Step-By-Step Stage 1: The color comp
This color mock-up lays out the placement and style of major elements for the cover design. The art director’s notes are laid out in the margins as suggestions to follow. As the design progresses you will see adjustments made to some of the typographical elements at the bottom and top right of the design as well as some background elements. The decision to focus on a customized type font for the word “Cardinal” carried off a movie poster look and feel in a cleaner fashion for a magazine sized media guide layout. The other team names were added into the poster version of the illustration.
Step-By-Step Stage 2: Digital test shots
Some examples from several low resolution test shots are shown here. Ball position, stance, ambient lighting, cast shadow, facial highlights, and backdrop got adjusted at this stage to produce the best possible results in preparation for a final high resolution photo shoot.
Step-By-Step Stage 3: Final photo set
The final photo set incorporated the best qualities of all criteria mentioned above. Each photo had its background removed with a third-party filtering tool which greatly sped up the time and accuracy of sampling out the background from each of the photos.
Step-By-Step Stage 4: Additional photo elements
Smaller photo elements provided background objects for better depth in the composition. Exploded basketballs, pulled from a previous “Towers of Power” project, also done for Stanford, and a rusted backboard gave better depth for the cascading elements added later in the design.
Step-By-Step Stage 5: Players positioned in the foreground
This group of layers built up several hue and saturation, levels, color balance, and shadow layers linked to alpha channels. All the layers except the original player masks remain invisible in this slide to show contrast with the next slide which reveals the difference these adjustments have when turned on against a white background.
Step-By-Step Stage 6: Shadow and glow
All color, level, saturation, and glow layers are on in this slide. The next slide will show how they interact differently against a cardinal red background.

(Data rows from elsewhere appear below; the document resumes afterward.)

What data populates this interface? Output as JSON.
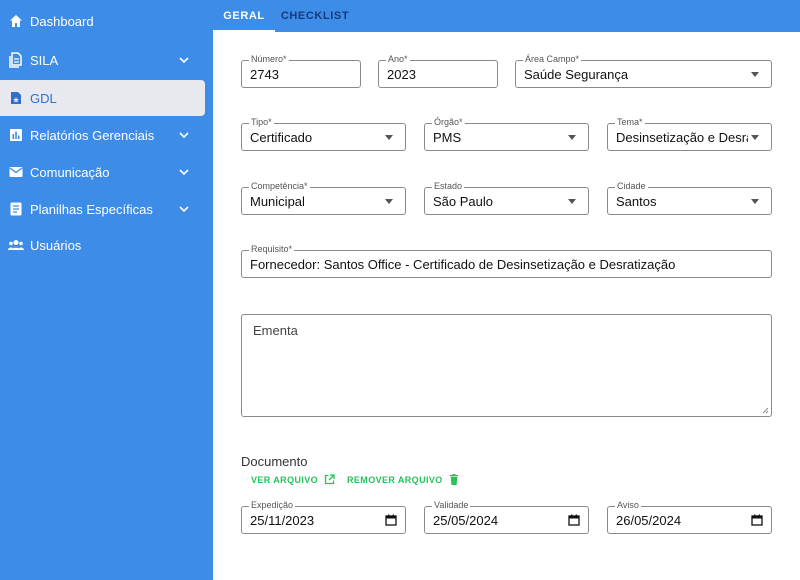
{
  "sidebar": {
    "items": [
      {
        "label": "Dashboard",
        "icon": "home-icon"
      },
      {
        "label": "SILA",
        "icon": "document-icon"
      },
      {
        "label": "GDL",
        "icon": "gdl-file-icon"
      },
      {
        "label": "Relatórios Gerenciais",
        "icon": "bar-chart-icon"
      },
      {
        "label": "Comunicação",
        "icon": "mail-icon"
      },
      {
        "label": "Planilhas Específicas",
        "icon": "sheet-icon"
      },
      {
        "label": "Usuários",
        "icon": "users-icon"
      }
    ]
  },
  "tabs": [
    {
      "label": "GERAL",
      "active": true
    },
    {
      "label": "CHECKLIST",
      "active": false
    }
  ],
  "form": {
    "numero": {
      "label": "Número*",
      "value": "2743"
    },
    "ano": {
      "label": "Ano*",
      "value": "2023"
    },
    "area_campo": {
      "label": "Área Campo*",
      "value": "Saúde Segurança"
    },
    "tipo": {
      "label": "Tipo*",
      "value": "Certificado"
    },
    "orgao": {
      "label": "Órgão*",
      "value": "PMS"
    },
    "tema": {
      "label": "Tema*",
      "value": "Desinsetização e Desra"
    },
    "competencia": {
      "label": "Competência*",
      "value": "Municipal"
    },
    "estado": {
      "label": "Estado",
      "value": "São Paulo"
    },
    "cidade": {
      "label": "Cidade",
      "value": "Santos"
    },
    "requisito": {
      "label": "Requisito*",
      "value": "Fornecedor: Santos Office - Certificado de Desinsetização e Desratização"
    },
    "ementa": {
      "placeholder": "Ementa"
    }
  },
  "documento": {
    "title": "Documento",
    "ver_label": "VER ARQUIVO",
    "remover_label": "REMOVER ARQUIVO"
  },
  "datas": {
    "expedicao": {
      "label": "Expedição",
      "value": "25/11/2023"
    },
    "validade": {
      "label": "Validade",
      "value": "25/05/2024"
    },
    "aviso": {
      "label": "Aviso",
      "value": "26/05/2024"
    }
  },
  "colors": {
    "primary": "#3d8de8",
    "accent_green": "#27c25c"
  }
}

Step-By-Step Stage 7: Background & cast shadows
The cardinal red background, glows, and cast shadow layers are now visible. The adjustment layers turned on in the previous slide interact with all layers placed beneath them. The next slide will show how glow and cast shadows interact naturally with sub-layered elements as more textural elements are layered into the design.
Step-By-Step Stage 8: Asphalt & shadow color

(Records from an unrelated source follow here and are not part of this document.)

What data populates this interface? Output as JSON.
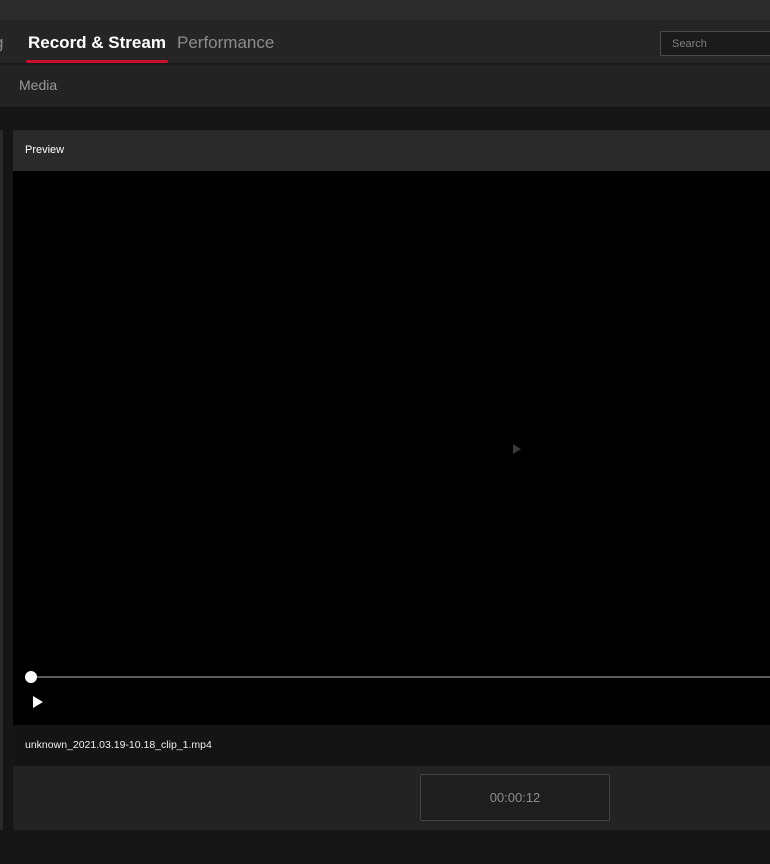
{
  "nav": {
    "tabs": [
      {
        "label": "g"
      },
      {
        "label": "Record & Stream"
      },
      {
        "label": "Performance"
      }
    ],
    "search_placeholder": "Search",
    "accent_color": "#c8102e"
  },
  "subnav": {
    "item": "Media"
  },
  "dialog": {
    "title": "Preview",
    "filename": "unknown_2021.03.19-10.18_clip_1.mp4",
    "timestamp": "00:00:12"
  },
  "icons": {
    "center_play": "play-icon",
    "play_button": "play-icon"
  },
  "player": {
    "progress": 0
  }
}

The asphalt texture and shadow color begin to build up solid foreground texture. The asphalt, rendered from a seamless texture, repeats once across the spine. The color layer in the cast shadow has been re-applied as a color overlay from the original photo to interact with the subtle colors in the asphalt, giving it a slightly purplish hue.
Step-By-Step Stage 9: Background elements
More background elements are applied to give further expanse to the depth of the composition. All of the background elements have a severe level adjustment that suggests they are partially obscured by a thick haze. Notice the mist-like texture building up at the ground level.
Step-By-Step Stage 10: Final background elements
Several layers have been applied in this slide affecting everything from the shadow in the foreground to the mist and glowing elements in the background. New building elements have also been added to the background. These were not in the original color comp because they were a client request midway through the design phase.
Step-By-Step Stage 11: The cascade
A familiar cascade of code rendered against the cardinal background adds a final touch of depth to the composition in this slide. The text is not code, but the school’s name and season details spelled out vertically and repeating hundreds of times across the background.
Step-By-Step Stage 12: Final copy
The last group of layers added, and the only group not flattened for delivery, was the copy. The “Matrix” font did not look good with the Cardinal title. Instead, this font was custom designed in Illustrator by converting a normal style font to outlines for the redesign of various type elements. This allowed for a font designed specifically for the word “Cardinal”.
Step By Step Stage 13: Final printed guide
All layers and design elements come together to produce a visually grabbing cover designed to inspire potential college basketball recruits. The deliverable for this project included two high-resolution Photoshop files (one containing a separate copy layer for the printer to adjust) and an Illustrator file of the copy on the back cover for last-minute schedule changes, or for the option to produce a text knockout, if required.